Listed entries
━━━━━━━━

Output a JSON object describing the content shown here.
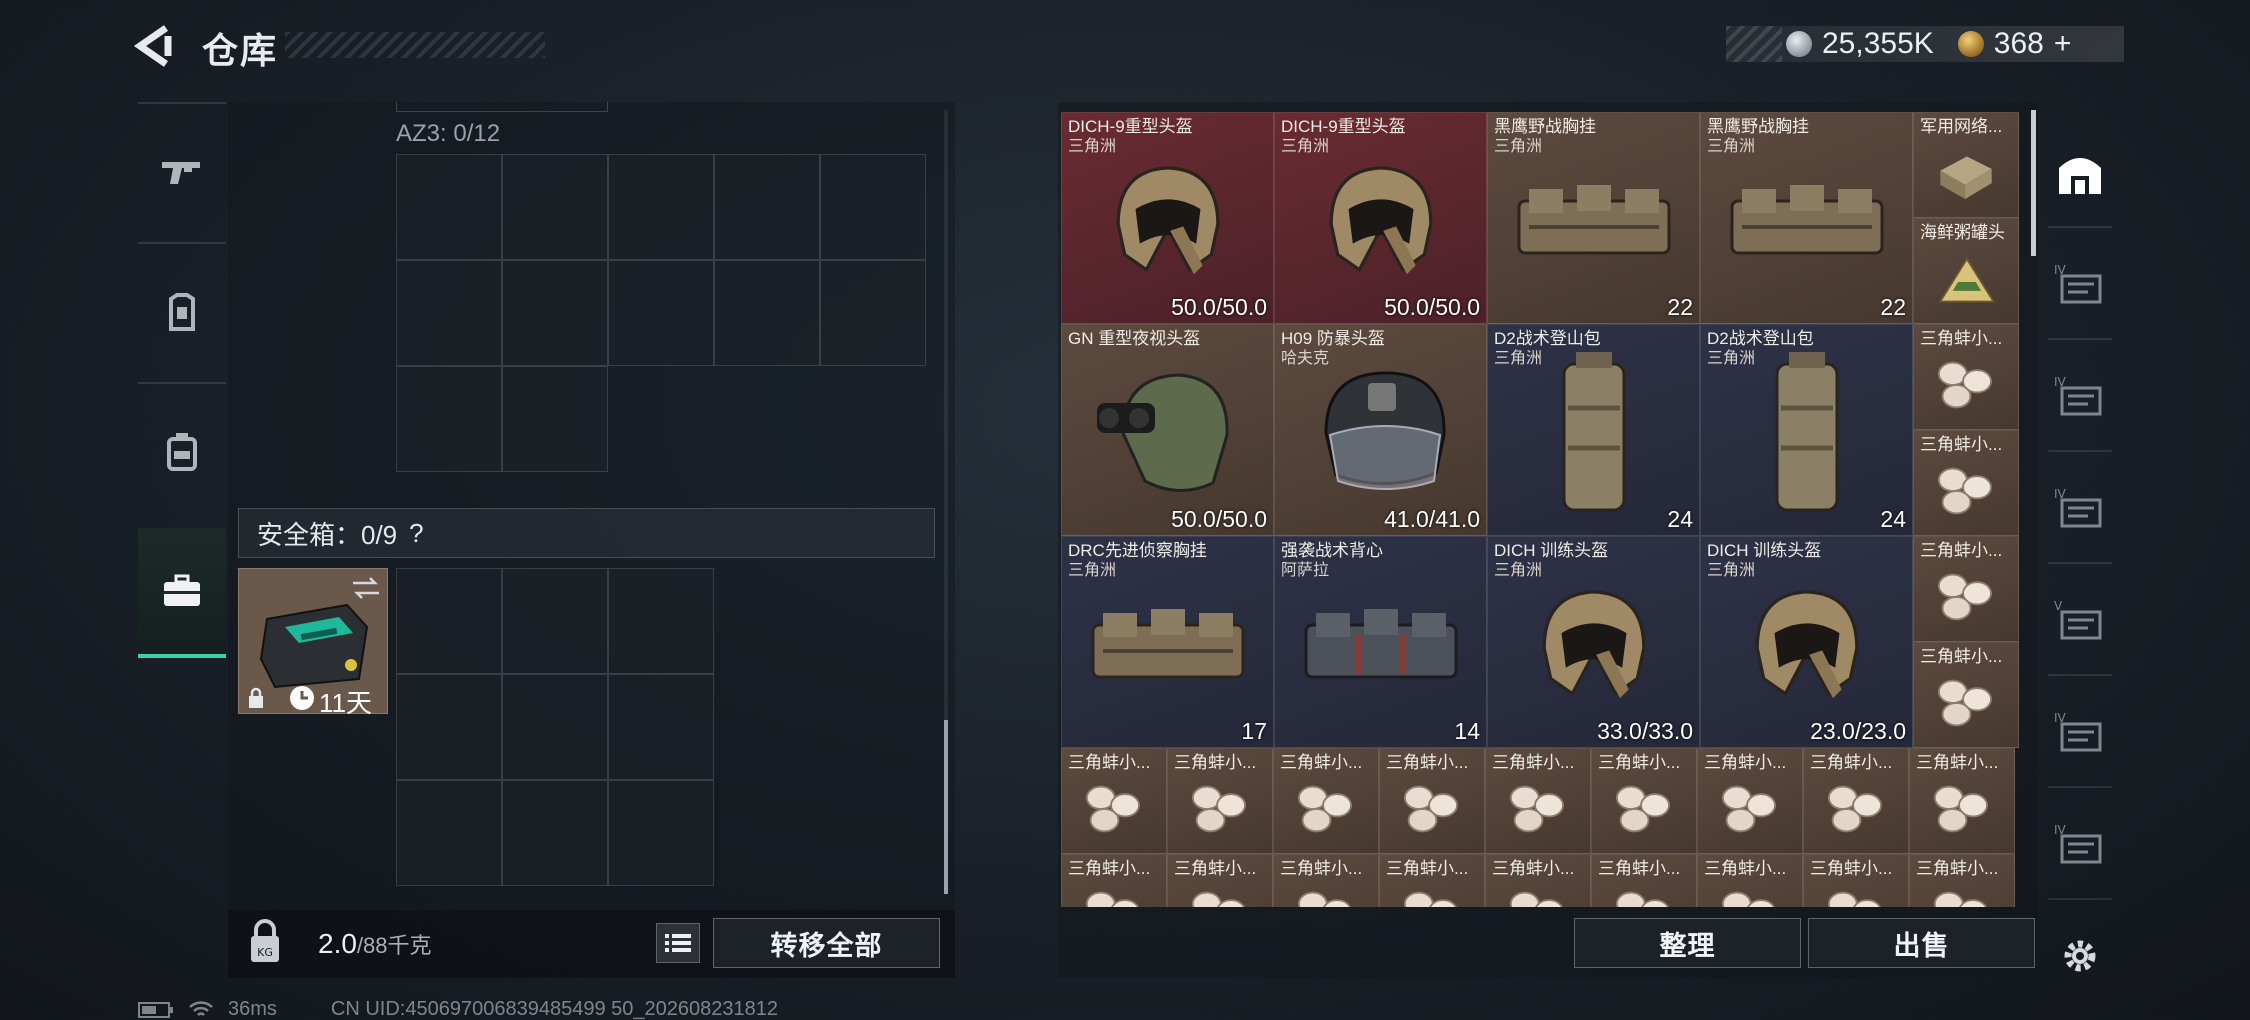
{
  "header": {
    "title": "仓库",
    "silver_amount": "25,355K",
    "gold_amount": "368",
    "plus_label": "+"
  },
  "left_nav": [
    "weapon-icon",
    "armor-icon",
    "backpack-icon",
    "toolbox-icon"
  ],
  "container": {
    "az3_label": "AZ3: 0/12",
    "safe_box_label": "安全箱：0/9",
    "safe_box_help": "?",
    "safe_item_timer": "11天",
    "weight_value": "2.0",
    "weight_unit": "/88千克",
    "transfer_all": "转移全部"
  },
  "items": [
    {
      "name": "DICH-9重型头盔",
      "sub": "三角洲",
      "value": "50.0/50.0",
      "color": "red",
      "icon": "helmet-icon"
    },
    {
      "name": "DICH-9重型头盔",
      "sub": "三角洲",
      "value": "50.0/50.0",
      "color": "red",
      "icon": "helmet-icon"
    },
    {
      "name": "黑鹰野战胸挂",
      "sub": "三角洲",
      "value": "22",
      "color": "brown",
      "icon": "chest-rig-icon"
    },
    {
      "name": "黑鹰野战胸挂",
      "sub": "三角洲",
      "value": "22",
      "color": "brown",
      "icon": "chest-rig-icon"
    },
    {
      "name": "军用网络...",
      "sub": "",
      "value": "",
      "color": "brown",
      "icon": "network-box-icon"
    },
    {
      "name": "海鲜粥罐头",
      "sub": "",
      "value": "",
      "color": "brown",
      "icon": "food-can-icon"
    },
    {
      "name": "GN 重型夜视头盔",
      "sub": "",
      "value": "50.0/50.0",
      "color": "brown",
      "icon": "nvg-helmet-icon"
    },
    {
      "name": "H09 防暴头盔",
      "sub": "哈夫克",
      "value": "41.0/41.0",
      "color": "brown",
      "icon": "riot-helmet-icon"
    },
    {
      "name": "D2战术登山包",
      "sub": "三角洲",
      "value": "24",
      "color": "blue",
      "icon": "backpack-icon"
    },
    {
      "name": "D2战术登山包",
      "sub": "三角洲",
      "value": "24",
      "color": "blue",
      "icon": "backpack-icon"
    },
    {
      "name": "DRC先进侦察胸挂",
      "sub": "三角洲",
      "value": "17",
      "color": "blue",
      "icon": "chest-rig-icon"
    },
    {
      "name": "强袭战术背心",
      "sub": "阿萨拉",
      "value": "14",
      "color": "blue",
      "icon": "vest-icon"
    },
    {
      "name": "DICH 训练头盔",
      "sub": "三角洲",
      "value": "33.0/33.0",
      "color": "blue",
      "icon": "helmet-icon"
    },
    {
      "name": "DICH 训练头盔",
      "sub": "三角洲",
      "value": "23.0/23.0",
      "color": "blue",
      "icon": "helmet-icon"
    }
  ],
  "shell_item_label": "三角蚌小...",
  "actions": {
    "organize": "整理",
    "sell": "出售"
  },
  "right_nav": [
    "warehouse-icon",
    "storage-iv-1-icon",
    "storage-iv-2-icon",
    "storage-iv-add-icon",
    "storage-v-icon",
    "storage-iv-3-icon",
    "storage-iv-4-icon",
    "settings-icon"
  ],
  "status_bar": {
    "ping": "36ms",
    "uid": "CN UID:450697006839485499 50_202608231812"
  }
}
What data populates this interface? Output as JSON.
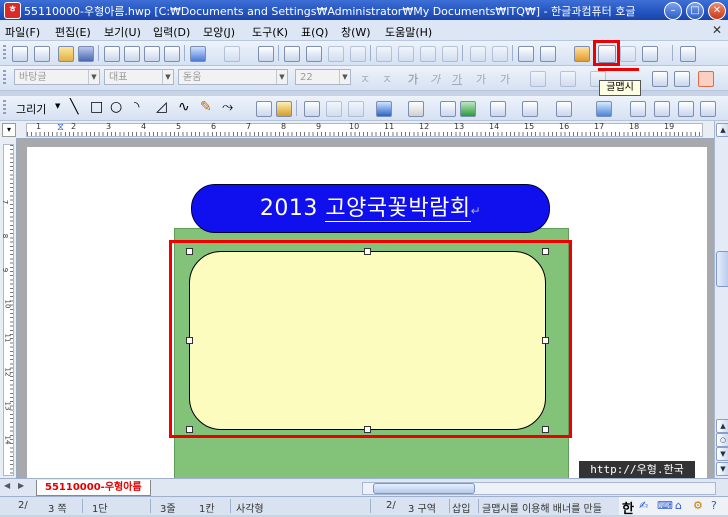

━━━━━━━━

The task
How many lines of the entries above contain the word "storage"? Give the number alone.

Answer to this task
6